Researcher uses 3D-printed fingerprint to spoof biometric authentication
Security researcher Yamila Levalle from Dreamlab Technologies explained how she went around the biometric authentication feature in multiple fingerprint readers simply by using a low-cost 3D printer.
“Biometric systems are essentially pattern recognition systems that read as input biometric data, then extract the feature set from such data, and finally compare it with a template stored in a database,” Levalle said during the event.
Levalle explained that even though the industry is moving toward biometric security, there are still attacks that could breach these types of systems, including physical, presentation and spoofing attacks. The focus of Levalle’s presentation was on fingerprint spoofing attacks. She became interested in this type of attacks after Aerolineas Argentinas airline employees used silicon fingerprints to deceive scanners tracking work attendance.
According to Levalle, a good number of fingerprint scanners available today can be easily tricked with 3D printed molds because they are not analyzing all the unique features in a print. Throughout her research, she used a Anycubic Photon 3D printer that prints to a resolution of 25 microns, getting quite close to human fingerprint ridges, which are between 20 to 60 microns high.
Levalle used a digital camera with a macro feature to collect latent fingerprints, then she used an open source python tool to improve image quality. The model was then developed based on the image that was uploaded in the 3D modelling tool, TinkerCAD in this case. Levalle said length and width configuration was the most challenging because she did not have access to a digital microscope. Overall, it took her about 10 tries to create a fingerprint that could bypass biometric authentication.

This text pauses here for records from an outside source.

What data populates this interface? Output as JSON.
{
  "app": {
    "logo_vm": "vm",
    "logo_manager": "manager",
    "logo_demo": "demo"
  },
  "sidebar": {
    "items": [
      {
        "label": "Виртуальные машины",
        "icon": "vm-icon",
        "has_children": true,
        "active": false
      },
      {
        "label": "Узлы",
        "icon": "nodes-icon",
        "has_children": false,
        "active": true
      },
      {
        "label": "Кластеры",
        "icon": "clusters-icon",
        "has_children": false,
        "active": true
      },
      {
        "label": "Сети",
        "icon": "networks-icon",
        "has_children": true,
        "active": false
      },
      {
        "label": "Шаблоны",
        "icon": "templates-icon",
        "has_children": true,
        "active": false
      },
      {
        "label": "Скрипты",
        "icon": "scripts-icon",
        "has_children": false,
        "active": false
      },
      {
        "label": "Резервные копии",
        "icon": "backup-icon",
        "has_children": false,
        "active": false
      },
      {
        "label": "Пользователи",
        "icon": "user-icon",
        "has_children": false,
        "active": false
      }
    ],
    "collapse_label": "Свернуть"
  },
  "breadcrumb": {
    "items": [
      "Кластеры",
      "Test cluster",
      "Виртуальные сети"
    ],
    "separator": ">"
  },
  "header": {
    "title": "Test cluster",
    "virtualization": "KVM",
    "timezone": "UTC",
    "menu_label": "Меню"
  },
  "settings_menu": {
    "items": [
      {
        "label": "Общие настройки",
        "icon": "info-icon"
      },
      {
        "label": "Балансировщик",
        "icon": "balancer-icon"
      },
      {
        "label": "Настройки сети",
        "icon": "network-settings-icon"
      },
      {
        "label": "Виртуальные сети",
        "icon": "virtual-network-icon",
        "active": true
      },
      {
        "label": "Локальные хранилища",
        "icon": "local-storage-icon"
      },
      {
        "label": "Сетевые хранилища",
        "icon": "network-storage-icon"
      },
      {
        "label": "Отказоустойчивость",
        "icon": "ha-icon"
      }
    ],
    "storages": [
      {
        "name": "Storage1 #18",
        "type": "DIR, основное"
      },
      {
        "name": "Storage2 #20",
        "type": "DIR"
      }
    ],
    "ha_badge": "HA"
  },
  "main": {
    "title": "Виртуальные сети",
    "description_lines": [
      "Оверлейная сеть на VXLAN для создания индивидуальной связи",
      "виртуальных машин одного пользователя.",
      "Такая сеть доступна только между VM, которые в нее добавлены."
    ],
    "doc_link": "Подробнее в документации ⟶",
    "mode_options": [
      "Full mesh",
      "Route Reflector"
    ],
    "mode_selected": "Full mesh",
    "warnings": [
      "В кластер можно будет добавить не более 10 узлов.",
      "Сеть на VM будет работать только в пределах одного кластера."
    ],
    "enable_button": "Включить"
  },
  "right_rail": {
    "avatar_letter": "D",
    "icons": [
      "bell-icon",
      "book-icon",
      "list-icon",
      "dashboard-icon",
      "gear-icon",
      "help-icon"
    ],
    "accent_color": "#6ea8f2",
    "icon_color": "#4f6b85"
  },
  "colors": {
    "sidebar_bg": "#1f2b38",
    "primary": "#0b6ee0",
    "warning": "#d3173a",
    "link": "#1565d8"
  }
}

“It’s not easy to duplicate the fingerprint, it takes time and experience, but it can be done,” she said.